How many lines in the data below contain the string "LANDSLIDE"? State that number only.

++++++++

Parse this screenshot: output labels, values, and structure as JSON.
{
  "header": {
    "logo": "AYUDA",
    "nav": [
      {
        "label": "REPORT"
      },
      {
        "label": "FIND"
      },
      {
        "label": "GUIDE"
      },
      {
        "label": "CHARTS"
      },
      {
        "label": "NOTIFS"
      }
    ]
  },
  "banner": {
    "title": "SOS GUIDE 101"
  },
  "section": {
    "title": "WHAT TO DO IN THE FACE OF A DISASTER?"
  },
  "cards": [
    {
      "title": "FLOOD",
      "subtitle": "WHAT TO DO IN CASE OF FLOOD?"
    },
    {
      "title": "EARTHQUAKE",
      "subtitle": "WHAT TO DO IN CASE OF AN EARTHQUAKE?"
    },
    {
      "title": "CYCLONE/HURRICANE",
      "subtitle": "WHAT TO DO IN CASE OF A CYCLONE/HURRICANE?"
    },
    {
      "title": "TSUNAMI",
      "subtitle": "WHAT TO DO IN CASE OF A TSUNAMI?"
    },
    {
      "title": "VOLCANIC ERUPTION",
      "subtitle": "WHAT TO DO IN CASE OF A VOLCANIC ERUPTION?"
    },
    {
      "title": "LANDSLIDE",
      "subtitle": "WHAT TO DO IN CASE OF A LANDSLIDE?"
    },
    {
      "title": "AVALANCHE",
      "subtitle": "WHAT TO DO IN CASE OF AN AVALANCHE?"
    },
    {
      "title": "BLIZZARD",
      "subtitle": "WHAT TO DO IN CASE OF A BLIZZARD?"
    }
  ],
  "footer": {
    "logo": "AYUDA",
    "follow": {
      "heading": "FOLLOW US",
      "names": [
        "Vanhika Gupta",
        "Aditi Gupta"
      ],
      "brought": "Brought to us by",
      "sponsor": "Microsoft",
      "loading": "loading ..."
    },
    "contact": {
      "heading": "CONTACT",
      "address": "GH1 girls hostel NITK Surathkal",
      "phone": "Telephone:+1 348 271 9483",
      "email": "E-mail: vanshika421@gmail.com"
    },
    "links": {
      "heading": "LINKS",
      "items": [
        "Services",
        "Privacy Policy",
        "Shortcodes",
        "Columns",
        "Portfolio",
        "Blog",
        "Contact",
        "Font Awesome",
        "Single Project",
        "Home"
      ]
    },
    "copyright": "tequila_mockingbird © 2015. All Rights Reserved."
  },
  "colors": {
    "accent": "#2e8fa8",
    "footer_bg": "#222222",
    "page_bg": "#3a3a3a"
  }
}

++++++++

• _Exercise response_:
2